**Brief:** I need all of the entries printed exactly.

-- Input data follows --

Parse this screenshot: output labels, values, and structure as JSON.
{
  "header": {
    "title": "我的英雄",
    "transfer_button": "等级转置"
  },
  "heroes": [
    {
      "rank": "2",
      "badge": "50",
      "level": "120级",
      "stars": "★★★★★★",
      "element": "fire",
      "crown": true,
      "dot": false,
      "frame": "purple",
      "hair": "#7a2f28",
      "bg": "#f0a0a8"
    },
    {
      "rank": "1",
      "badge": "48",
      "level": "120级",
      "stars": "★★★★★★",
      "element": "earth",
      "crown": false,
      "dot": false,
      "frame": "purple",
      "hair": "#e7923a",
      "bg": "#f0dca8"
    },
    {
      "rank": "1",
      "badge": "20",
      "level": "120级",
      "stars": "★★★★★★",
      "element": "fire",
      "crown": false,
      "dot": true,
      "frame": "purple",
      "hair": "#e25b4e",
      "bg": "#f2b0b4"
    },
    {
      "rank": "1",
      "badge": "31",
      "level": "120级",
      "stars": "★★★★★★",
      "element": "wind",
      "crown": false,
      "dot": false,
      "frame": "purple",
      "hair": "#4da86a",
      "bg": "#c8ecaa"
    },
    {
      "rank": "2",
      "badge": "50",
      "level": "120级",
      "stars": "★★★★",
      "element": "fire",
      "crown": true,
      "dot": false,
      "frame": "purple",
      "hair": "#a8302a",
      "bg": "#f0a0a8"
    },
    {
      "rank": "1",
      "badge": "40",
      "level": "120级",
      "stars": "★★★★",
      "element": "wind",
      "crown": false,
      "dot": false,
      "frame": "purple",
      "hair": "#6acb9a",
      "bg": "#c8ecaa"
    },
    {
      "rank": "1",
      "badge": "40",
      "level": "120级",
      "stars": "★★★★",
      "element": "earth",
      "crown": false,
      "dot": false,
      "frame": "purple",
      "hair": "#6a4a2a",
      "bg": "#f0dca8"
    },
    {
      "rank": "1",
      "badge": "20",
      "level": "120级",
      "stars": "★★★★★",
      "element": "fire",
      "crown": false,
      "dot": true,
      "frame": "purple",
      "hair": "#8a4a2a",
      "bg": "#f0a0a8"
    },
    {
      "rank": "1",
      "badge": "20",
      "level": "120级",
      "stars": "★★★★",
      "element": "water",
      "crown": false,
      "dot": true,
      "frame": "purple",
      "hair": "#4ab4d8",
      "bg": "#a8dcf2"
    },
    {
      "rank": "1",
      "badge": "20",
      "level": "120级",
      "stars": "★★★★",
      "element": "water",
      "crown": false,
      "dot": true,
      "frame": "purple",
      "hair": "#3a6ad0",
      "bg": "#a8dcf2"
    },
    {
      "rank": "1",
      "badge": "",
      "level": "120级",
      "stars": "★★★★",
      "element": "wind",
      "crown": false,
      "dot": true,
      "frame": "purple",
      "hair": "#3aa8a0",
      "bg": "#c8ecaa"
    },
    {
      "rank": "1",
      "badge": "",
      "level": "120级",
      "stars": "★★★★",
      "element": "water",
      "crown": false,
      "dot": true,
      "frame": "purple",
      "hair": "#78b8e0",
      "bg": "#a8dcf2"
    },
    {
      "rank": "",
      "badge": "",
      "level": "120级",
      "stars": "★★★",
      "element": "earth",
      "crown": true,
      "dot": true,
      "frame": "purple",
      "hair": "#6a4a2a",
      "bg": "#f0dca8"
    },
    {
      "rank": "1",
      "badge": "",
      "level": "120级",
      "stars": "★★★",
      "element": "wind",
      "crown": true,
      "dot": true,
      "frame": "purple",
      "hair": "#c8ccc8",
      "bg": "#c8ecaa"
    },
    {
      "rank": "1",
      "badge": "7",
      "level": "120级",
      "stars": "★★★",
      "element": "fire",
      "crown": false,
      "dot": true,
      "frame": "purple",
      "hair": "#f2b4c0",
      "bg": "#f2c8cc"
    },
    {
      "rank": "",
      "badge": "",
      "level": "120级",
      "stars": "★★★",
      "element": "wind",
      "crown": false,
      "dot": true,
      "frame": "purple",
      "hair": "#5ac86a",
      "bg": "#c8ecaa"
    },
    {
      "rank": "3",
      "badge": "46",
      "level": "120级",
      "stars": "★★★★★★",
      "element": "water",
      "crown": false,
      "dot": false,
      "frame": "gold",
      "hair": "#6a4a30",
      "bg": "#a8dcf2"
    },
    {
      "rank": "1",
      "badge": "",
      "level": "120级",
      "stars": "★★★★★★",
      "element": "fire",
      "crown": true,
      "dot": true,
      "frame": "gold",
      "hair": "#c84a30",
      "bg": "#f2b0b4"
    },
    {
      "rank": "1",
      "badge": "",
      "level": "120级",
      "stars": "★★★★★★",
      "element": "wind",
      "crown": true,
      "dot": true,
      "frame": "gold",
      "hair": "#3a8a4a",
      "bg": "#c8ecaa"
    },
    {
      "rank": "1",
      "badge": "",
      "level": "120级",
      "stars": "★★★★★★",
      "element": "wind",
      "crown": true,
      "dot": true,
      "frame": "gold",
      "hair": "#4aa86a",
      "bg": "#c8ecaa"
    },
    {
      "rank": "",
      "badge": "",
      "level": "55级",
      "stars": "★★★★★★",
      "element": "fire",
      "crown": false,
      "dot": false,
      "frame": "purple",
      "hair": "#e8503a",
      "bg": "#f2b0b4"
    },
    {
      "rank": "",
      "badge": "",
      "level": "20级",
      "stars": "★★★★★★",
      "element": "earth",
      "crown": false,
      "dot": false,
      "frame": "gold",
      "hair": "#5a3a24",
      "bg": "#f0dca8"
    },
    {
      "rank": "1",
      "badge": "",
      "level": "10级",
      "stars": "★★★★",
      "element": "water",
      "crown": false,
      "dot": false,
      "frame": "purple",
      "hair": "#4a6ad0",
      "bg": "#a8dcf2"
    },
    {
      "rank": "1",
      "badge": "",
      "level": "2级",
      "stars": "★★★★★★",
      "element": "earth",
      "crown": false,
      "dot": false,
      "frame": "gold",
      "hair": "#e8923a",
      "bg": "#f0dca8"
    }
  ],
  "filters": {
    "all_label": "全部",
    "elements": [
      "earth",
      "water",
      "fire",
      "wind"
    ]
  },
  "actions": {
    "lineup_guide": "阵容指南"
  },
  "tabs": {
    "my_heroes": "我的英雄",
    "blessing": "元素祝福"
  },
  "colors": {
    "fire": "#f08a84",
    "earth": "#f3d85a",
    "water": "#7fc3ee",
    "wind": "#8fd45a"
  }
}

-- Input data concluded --

**Expected output:**
Parse this screenshot: output labels, values, and structure as JSON.
{
  "header": {
    "title": "我的英雄",
    "transfer_button": "等级转置"
  },
  "heroes": [
    {
      "rank": "2",
      "badge": "50",
      "level": "120级",
      "stars": "★★★★★★",
      "element": "fire",
      "crown": true,
      "dot": false,
      "frame": "purple",
      "hair": "#7a2f28",
      "bg": "#f0a0a8"
    },
    {
      "rank": "1",
      "badge": "48",
      "level": "120级",
      "stars": "★★★★★★",
      "element": "earth",
      "crown": false,
      "dot": false,
      "frame": "purple",
      "hair": "#e7923a",
      "bg": "#f0dca8"
    },
    {
      "rank": "1",
      "badge": "20",
      "level": "120级",
      "stars": "★★★★★★",
      "element": "fire",
      "crown": false,
      "dot": true,
      "frame": "purple",
      "hair": "#e25b4e",
      "bg": "#f2b0b4"
    },
    {
      "rank": "1",
      "badge": "31",
      "level": "120级",
      "stars": "★★★★★★",
      "element": "wind",
      "crown": false,
      "dot": false,
      "frame": "purple",
      "hair": "#4da86a",
      "bg": "#c8ecaa"
    },
    {
      "rank": "2",
      "badge": "50",
      "level": "120级",
      "stars": "★★★★",
      "element": "fire",
      "crown": true,
      "dot": false,
      "frame": "purple",
      "hair": "#a8302a",
      "bg": "#f0a0a8"
    },
    {
      "rank": "1",
      "badge": "40",
      "level": "120级",
      "stars": "★★★★",
      "element": "wind",
      "crown": false,
      "dot": false,
      "frame": "purple",
      "hair": "#6acb9a",
      "bg": "#c8ecaa"
    },
    {
      "rank": "1",
      "badge": "40",
      "level": "120级",
      "stars": "★★★★",
      "element": "earth",
      "crown": false,
      "dot": false,
      "frame": "purple",
      "hair": "#6a4a2a",
      "bg": "#f0dca8"
    },
    {
      "rank": "1",
      "badge": "20",
      "level": "120级",
      "stars": "★★★★★",
      "element": "fire",
      "crown": false,
      "dot": true,
      "frame": "purple",
      "hair": "#8a4a2a",
      "bg": "#f0a0a8"
    },
    {
      "rank": "1",
      "badge": "20",
      "level": "120级",
      "stars": "★★★★",
      "element": "water",
      "crown": false,
      "dot": true,
      "frame": "purple",
      "hair": "#4ab4d8",
      "bg": "#a8dcf2"
    },
    {
      "rank": "1",
      "badge": "20",
      "level": "120级",
      "stars": "★★★★",
      "element": "water",
      "crown": false,
      "dot": true,
      "frame": "purple",
      "hair": "#3a6ad0",
      "bg": "#a8dcf2"
    },
    {
      "rank": "1",
      "badge": "",
      "level": "120级",
      "stars": "★★★★",
      "element": "wind",
      "crown": false,
      "dot": true,
      "frame": "purple",
      "hair": "#3aa8a0",
      "bg": "#c8ecaa"
    },
    {
      "rank": "1",
      "badge": "",
      "level": "120级",
      "stars": "★★★★",
      "element": "water",
      "crown": false,
      "dot": true,
      "frame": "purple",
      "hair": "#78b8e0",
      "bg": "#a8dcf2"
    },
    {
      "rank": "",
      "badge": "",
      "level": "120级",
      "stars": "★★★",
      "element": "earth",
      "crown": true,
      "dot": true,
      "frame": "purple",
      "hair": "#6a4a2a",
      "bg": "#f0dca8"
    },
    {
      "rank": "1",
      "badge": "",
      "level": "120级",
      "stars": "★★★",
      "element": "wind",
      "crown": true,
      "dot": true,
      "frame": "purple",
      "hair": "#c8ccc8",
      "bg": "#c8ecaa"
    },
    {
      "rank": "1",
      "badge": "7",
      "level": "120级",
      "stars": "★★★",
      "element": "fire",
      "crown": false,
      "dot": true,
      "frame": "purple",
      "hair": "#f2b4c0",
      "bg": "#f2c8cc"
    },
    {
      "rank": "",
      "badge": "",
      "level": "120级",
      "stars": "★★★",
      "element": "wind",
      "crown": false,
      "dot": true,
      "frame": "purple",
      "hair": "#5ac86a",
      "bg": "#c8ecaa"
    },
    {
      "rank": "3",
      "badge": "46",
      "level": "120级",
      "stars": "★★★★★★",
      "element": "water",
      "crown": false,
      "dot": false,
      "frame": "gold",
      "hair": "#6a4a30",
      "bg": "#a8dcf2"
    },
    {
      "rank": "1",
      "badge": "",
      "level": "120级",
      "stars": "★★★★★★",
      "element": "fire",
      "crown": true,
      "dot": true,
      "frame": "gold",
      "hair": "#c84a30",
      "bg": "#f2b0b4"
    },
    {
      "rank": "1",
      "badge": "",
      "level": "120级",
      "stars": "★★★★★★",
      "element": "wind",
      "crown": true,
      "dot": true,
      "frame": "gold",
      "hair": "#3a8a4a",
      "bg": "#c8ecaa"
    },
    {
      "rank": "1",
      "badge": "",
      "level": "120级",
      "stars": "★★★★★★",
      "element": "wind",
      "crown": true,
      "dot": true,
      "frame": "gold",
      "hair": "#4aa86a",
      "bg": "#c8ecaa"
    },
    {
      "rank": "",
      "badge": "",
      "level": "55级",
      "stars": "★★★★★★",
      "element": "fire",
      "crown": false,
      "dot": false,
      "frame": "purple",
      "hair": "#e8503a",
      "bg": "#f2b0b4"
    },
    {
      "rank": "",
      "badge": "",
      "level": "20级",
      "stars": "★★★★★★",
      "element": "earth",
      "crown": false,
      "dot": false,
      "frame": "gold",
      "hair": "#5a3a24",
      "bg": "#f0dca8"
    },
    {
      "rank": "1",
      "badge": "",
      "level": "10级",
      "stars": "★★★★",
      "element": "water",
      "crown": false,
      "dot": false,
      "frame": "purple",
      "hair": "#4a6ad0",
      "bg": "#a8dcf2"
    },
    {
      "rank": "1",
      "badge": "",
      "level": "2级",
      "stars": "★★★★★★",
      "element": "earth",
      "crown": false,
      "dot": false,
      "frame": "gold",
      "hair": "#e8923a",
      "bg": "#f0dca8"
    }
  ],
  "filters": {
    "all_label": "全部",
    "elements": [
      "earth",
      "water",
      "fire",
      "wind"
    ]
  },
  "actions": {
    "lineup_guide": "阵容指南"
  },
  "tabs": {
    "my_heroes": "我的英雄",
    "blessing": "元素祝福"
  },
  "colors": {
    "fire": "#f08a84",
    "earth": "#f3d85a",
    "water": "#7fc3ee",
    "wind": "#8fd45a"
  }
}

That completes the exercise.